Furthermore, the ABS survey reports on the employment of Australian workers in the jurisdiction based on place of usual residence rather than place of employment. Therefore, the survey does not record FIFO workers in the NT if they are allocated in the survey to their state of residence. Similarly, permanent or temporary overseas workers will be classified as employed in the NT only if they consider themselves to be a resident in the NT. Permanent defence force personnel are excluded from the survey and therefore the ABS labour force survey may not reflect actual employment.
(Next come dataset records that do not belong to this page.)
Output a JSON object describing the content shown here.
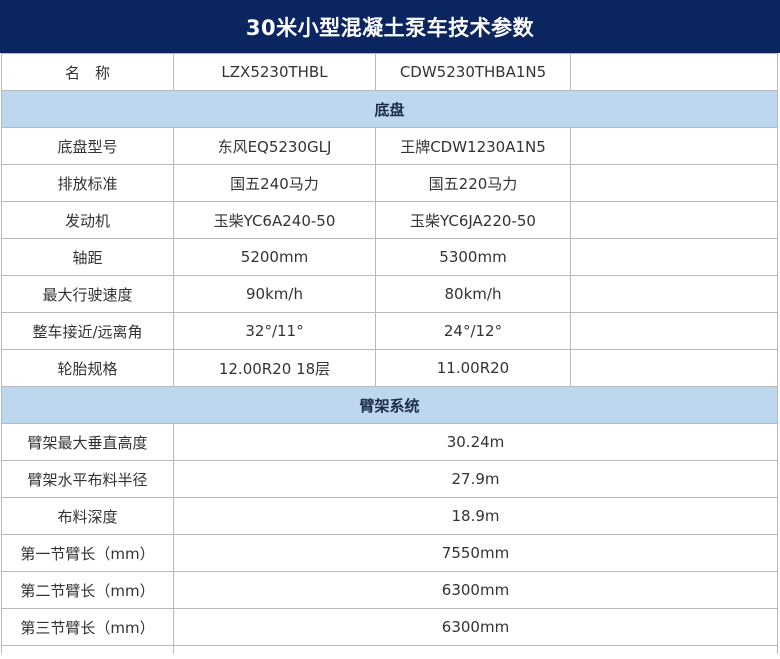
{
  "title": "30米小型混凝土泵车技术参数",
  "header": {
    "name_label": "名　称",
    "model1": "LZX5230THBL",
    "model2": "CDW5230THBA1N5"
  },
  "sections": {
    "chassis": "底盘",
    "boom": "臂架系统"
  },
  "chassis_rows": [
    {
      "label": "底盘型号",
      "v1": "东风EQ5230GLJ",
      "v2": "王牌CDW1230A1N5"
    },
    {
      "label": "排放标准",
      "v1": "国五240马力",
      "v2": "国五220马力"
    },
    {
      "label": "发动机",
      "v1": "玉柴YC6A240-50",
      "v2": "玉柴YC6JA220-50"
    },
    {
      "label": "轴距",
      "v1": "5200mm",
      "v2": "5300mm"
    },
    {
      "label": "最大行驶速度",
      "v1": "90km/h",
      "v2": "80km/h"
    },
    {
      "label": "整车接近/远离角",
      "v1": "32°/11°",
      "v2": "24°/12°"
    },
    {
      "label": "轮胎规格",
      "v1": "12.00R20  18层",
      "v2": "11.00R20"
    }
  ],
  "boom_rows": [
    {
      "label": "臂架最大垂直高度",
      "value": "30.24m"
    },
    {
      "label": "臂架水平布料半径",
      "value": "27.9m"
    },
    {
      "label": "布料深度",
      "value": "18.9m"
    },
    {
      "label": "第一节臂长（mm）",
      "value": "7550mm"
    },
    {
      "label": "第二节臂长（mm）",
      "value": "6300mm"
    },
    {
      "label": "第三节臂长（mm）",
      "value": "6300mm"
    }
  ]
}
The NT has proportionately more households out of its total population surveyed each month, compared to other states. However, due to the relatively small population of the NT, the labour market estimates are subject to a relatively high standard error. Where trend data is available, monthly and quarterly figures are reported in trend terms to represent the underlying data after removing seasonal effects from the original data and smoothing out irregularities. Otherwise, the information is presented as year-on-year figures reported in original terms. Youth labour estimates should be used with caution as the ABS notes they are subject to sampling variability too high for practical purposes.

The ABS also provides estimates on the NT’s remote and Aboriginal populations and labour characteristics every five years, following a census. For this additional analysis, refer to the Aboriginal labour force characteristics section on the website.

DTF also works closely with the Department of Trade, Business and Innovation (DTBI) to compile information on the NT's labour market. For more industry and business-related data, please refer to their main website.

The Department of Employment, Skills, Small and Family Business publish quarterly estimates for state and territory regions by Statistical Area Level 2 (SA2) and Local Government Area (LGA). There are around 2,200 SA2s (2,090 of which are published) and 540 LGAs in Australia. The SA2s are a geographical unit in the ABS Australian Statistical Geography Standard, upon which the ABS Labour Force Survey data are based. Regional estimates are produced on small area unemployment, unemployment rate and labour force.  For more information, refer to the Small area labour markets publication online.